Updated: Feb 18, 2019
Strength training, not weightlifting
Don't confuse strength training with weightlifting, bodybuilding or power lifting. These activities are largely driven by competition, with participants vying to lift heavier weights or build bigger muscles than those of other athletes. This can put too much strain on young muscles, tendons and areas of cartilage that haven't yet turned to bone (growth plates) — especially when proper technique is sacrificed in favor of lifting larger amounts of weight.
For kids, light resistance and controlled movements are best — with a special emphasis on proper technique and safety. Your child can do many strength training exercises with his or her own body weight or inexpensive resistance tubing. Free weights and machine weights are other options.

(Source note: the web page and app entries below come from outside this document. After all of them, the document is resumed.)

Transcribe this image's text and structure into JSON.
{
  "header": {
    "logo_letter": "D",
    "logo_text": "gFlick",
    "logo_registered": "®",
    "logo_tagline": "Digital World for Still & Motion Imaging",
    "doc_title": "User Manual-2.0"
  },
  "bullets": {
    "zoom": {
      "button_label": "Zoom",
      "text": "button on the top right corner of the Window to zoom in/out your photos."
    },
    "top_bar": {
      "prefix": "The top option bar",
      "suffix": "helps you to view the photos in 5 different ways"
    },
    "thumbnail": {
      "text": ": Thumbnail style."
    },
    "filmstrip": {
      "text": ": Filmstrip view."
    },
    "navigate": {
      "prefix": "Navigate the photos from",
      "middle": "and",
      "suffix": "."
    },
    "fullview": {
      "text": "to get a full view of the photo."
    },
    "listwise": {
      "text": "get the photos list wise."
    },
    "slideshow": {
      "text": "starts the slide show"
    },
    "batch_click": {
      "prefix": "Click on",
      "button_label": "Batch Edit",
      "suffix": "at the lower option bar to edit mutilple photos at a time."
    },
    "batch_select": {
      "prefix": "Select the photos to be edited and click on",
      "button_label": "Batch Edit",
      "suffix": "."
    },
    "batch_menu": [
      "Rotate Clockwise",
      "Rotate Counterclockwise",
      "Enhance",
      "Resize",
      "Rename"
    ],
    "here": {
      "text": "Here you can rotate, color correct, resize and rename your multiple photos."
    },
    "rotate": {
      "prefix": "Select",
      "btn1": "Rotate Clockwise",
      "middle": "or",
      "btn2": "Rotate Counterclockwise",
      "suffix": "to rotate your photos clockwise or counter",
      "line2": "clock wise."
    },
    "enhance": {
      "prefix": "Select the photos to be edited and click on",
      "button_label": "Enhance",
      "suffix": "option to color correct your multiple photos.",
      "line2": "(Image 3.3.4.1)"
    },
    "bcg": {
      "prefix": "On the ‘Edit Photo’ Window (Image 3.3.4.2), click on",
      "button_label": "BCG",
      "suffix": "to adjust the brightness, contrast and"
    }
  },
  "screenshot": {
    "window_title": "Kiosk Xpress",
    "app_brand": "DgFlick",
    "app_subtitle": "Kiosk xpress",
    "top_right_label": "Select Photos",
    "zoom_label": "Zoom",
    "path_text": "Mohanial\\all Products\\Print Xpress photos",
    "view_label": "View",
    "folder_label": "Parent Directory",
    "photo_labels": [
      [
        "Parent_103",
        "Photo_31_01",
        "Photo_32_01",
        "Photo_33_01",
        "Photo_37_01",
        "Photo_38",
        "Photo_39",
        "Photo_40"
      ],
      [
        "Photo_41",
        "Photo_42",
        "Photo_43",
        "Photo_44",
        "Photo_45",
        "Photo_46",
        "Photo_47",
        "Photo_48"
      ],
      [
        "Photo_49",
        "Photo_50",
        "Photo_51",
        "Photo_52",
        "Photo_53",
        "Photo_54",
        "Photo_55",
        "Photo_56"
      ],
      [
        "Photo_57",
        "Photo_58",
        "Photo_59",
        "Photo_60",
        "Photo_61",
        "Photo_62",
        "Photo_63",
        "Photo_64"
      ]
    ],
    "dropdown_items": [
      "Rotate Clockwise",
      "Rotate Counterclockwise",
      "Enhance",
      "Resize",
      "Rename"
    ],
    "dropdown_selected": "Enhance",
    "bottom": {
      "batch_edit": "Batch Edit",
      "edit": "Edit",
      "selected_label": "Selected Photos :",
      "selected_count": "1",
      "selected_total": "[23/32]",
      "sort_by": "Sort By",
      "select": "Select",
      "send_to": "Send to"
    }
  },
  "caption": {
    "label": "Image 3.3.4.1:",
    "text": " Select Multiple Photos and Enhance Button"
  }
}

For kids, what are the benefits of strength training?
Done properly, strength training can:
Increase your child's muscle strength and endurance
Help protect your child's muscles and joints from sports-related injuries
Help improve your child's performance in nearly any sport, from dancing and figure skating to football and soccer
Develop proper techniques that your child can continue to use as he or she grows older
Keep in mind that strength training isn't only for athletes. Even if your child isn't interested in sports, strength training can:
Strengthen your child's bones
Help promote healthy blood pressure and cholesterol levels
Help your child maintain a healthy weight Improve your child's confidence and self-esteem
When can a child begin strength training?
During childhood, kids improve their body awareness, control and balance through active play. As early as age 7 or 8, however, strength training can become a valuable part of an overall fitness plan — as long as the child is mature enough to follow directions and practice proper technique and form.
If your child expresses an interest in strength training, remind him or her that strength training is meant to increase muscle strength and endurance. Bulking up is something else entirely — and most safely done after adolescence, when your child has reached physical and skeletal maturity.